Information section start

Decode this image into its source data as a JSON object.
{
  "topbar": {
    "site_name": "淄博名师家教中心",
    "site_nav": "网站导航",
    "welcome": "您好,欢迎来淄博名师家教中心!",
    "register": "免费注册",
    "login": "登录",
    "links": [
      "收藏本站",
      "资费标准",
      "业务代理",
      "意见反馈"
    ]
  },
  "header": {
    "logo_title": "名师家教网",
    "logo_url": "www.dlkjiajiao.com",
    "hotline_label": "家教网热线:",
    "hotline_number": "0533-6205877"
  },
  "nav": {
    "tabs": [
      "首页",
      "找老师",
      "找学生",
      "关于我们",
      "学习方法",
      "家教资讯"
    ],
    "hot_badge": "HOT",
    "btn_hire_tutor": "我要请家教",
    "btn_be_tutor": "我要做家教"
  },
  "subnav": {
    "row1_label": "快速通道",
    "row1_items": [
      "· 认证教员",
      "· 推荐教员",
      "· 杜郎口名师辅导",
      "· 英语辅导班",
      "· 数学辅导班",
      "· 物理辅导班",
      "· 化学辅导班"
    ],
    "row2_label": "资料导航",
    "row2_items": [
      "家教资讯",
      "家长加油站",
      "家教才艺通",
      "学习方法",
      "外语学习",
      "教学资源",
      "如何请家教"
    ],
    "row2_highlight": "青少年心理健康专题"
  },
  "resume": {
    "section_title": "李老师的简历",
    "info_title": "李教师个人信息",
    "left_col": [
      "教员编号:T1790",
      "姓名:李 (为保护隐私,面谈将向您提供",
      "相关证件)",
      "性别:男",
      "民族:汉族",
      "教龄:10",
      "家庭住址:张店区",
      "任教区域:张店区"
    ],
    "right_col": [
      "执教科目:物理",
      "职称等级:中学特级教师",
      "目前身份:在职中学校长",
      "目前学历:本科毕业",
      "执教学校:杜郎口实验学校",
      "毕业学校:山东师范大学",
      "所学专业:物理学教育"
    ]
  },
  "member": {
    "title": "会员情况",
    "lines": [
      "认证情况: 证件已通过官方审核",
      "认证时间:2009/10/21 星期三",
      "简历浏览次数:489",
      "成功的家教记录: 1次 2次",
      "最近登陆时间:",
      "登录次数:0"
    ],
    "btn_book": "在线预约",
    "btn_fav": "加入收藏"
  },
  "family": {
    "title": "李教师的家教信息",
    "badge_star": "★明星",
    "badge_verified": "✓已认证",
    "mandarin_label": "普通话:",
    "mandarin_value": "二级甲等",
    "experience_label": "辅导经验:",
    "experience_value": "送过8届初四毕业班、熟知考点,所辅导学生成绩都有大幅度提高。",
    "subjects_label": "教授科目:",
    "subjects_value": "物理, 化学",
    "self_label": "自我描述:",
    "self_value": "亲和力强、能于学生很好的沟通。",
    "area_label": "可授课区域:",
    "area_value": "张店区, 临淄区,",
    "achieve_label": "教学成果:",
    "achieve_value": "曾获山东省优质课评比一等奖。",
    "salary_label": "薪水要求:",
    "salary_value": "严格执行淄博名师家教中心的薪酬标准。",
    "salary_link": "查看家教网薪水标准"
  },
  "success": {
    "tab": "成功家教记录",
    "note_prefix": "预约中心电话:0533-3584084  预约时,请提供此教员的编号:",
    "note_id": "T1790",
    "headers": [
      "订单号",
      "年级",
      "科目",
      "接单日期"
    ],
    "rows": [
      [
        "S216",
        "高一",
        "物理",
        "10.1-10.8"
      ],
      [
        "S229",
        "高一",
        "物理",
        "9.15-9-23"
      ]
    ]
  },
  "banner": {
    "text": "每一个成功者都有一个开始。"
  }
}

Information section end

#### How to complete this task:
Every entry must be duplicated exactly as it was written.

#### Solved problem:
Decode this image into its source data as a JSON object.
{
  "topbar": {
    "site_name": "淄博名师家教中心",
    "site_nav": "网站导航",
    "welcome": "您好,欢迎来淄博名师家教中心!",
    "register": "免费注册",
    "login": "登录",
    "links": [
      "收藏本站",
      "资费标准",
      "业务代理",
      "意见反馈"
    ]
  },
  "header": {
    "logo_title": "名师家教网",
    "logo_url": "www.dlkjiajiao.com",
    "hotline_label": "家教网热线:",
    "hotline_number": "0533-6205877"
  },
  "nav": {
    "tabs": [
      "首页",
      "找老师",
      "找学生",
      "关于我们",
      "学习方法",
      "家教资讯"
    ],
    "hot_badge": "HOT",
    "btn_hire_tutor": "我要请家教",
    "btn_be_tutor": "我要做家教"
  },
  "subnav": {
    "row1_label": "快速通道",
    "row1_items": [
      "· 认证教员",
      "· 推荐教员",
      "· 杜郎口名师辅导",
      "· 英语辅导班",
      "· 数学辅导班",
      "· 物理辅导班",
      "· 化学辅导班"
    ],
    "row2_label": "资料导航",
    "row2_items": [
      "家教资讯",
      "家长加油站",
      "家教才艺通",
      "学习方法",
      "外语学习",
      "教学资源",
      "如何请家教"
    ],
    "row2_highlight": "青少年心理健康专题"
  },
  "resume": {
    "section_title": "李老师的简历",
    "info_title": "李教师个人信息",
    "left_col": [
      "教员编号:T1790",
      "姓名:李 (为保护隐私,面谈将向您提供",
      "相关证件)",
      "性别:男",
      "民族:汉族",
      "教龄:10",
      "家庭住址:张店区",
      "任教区域:张店区"
    ],
    "right_col": [
      "执教科目:物理",
      "职称等级:中学特级教师",
      "目前身份:在职中学校长",
      "目前学历:本科毕业",
      "执教学校:杜郎口实验学校",
      "毕业学校:山东师范大学",
      "所学专业:物理学教育"
    ]
  },
  "member": {
    "title": "会员情况",
    "lines": [
      "认证情况: 证件已通过官方审核",
      "认证时间:2009/10/21 星期三",
      "简历浏览次数:489",
      "成功的家教记录: 1次 2次",
      "最近登陆时间:",
      "登录次数:0"
    ],
    "btn_book": "在线预约",
    "btn_fav": "加入收藏"
  },
  "family": {
    "title": "李教师的家教信息",
    "badge_star": "★明星",
    "badge_verified": "✓已认证",
    "mandarin_label": "普通话:",
    "mandarin_value": "二级甲等",
    "experience_label": "辅导经验:",
    "experience_value": "送过8届初四毕业班、熟知考点,所辅导学生成绩都有大幅度提高。",
    "subjects_label": "教授科目:",
    "subjects_value": "物理, 化学",
    "self_label": "自我描述:",
    "self_value": "亲和力强、能于学生很好的沟通。",
    "area_label": "可授课区域:",
    "area_value": "张店区, 临淄区,",
    "achieve_label": "教学成果:",
    "achieve_value": "曾获山东省优质课评比一等奖。",
    "salary_label": "薪水要求:",
    "salary_value": "严格执行淄博名师家教中心的薪酬标准。",
    "salary_link": "查看家教网薪水标准"
  },
  "success": {
    "tab": "成功家教记录",
    "note_prefix": "预约中心电话:0533-3584084  预约时,请提供此教员的编号:",
    "note_id": "T1790",
    "headers": [
      "订单号",
      "年级",
      "科目",
      "接单日期"
    ],
    "rows": [
      [
        "S216",
        "高一",
        "物理",
        "10.1-10.8"
      ],
      [
        "S229",
        "高一",
        "物理",
        "9.15-9-23"
      ]
    ]
  },
  "banner": {
    "text": "每一个成功者都有一个开始。"
  }
}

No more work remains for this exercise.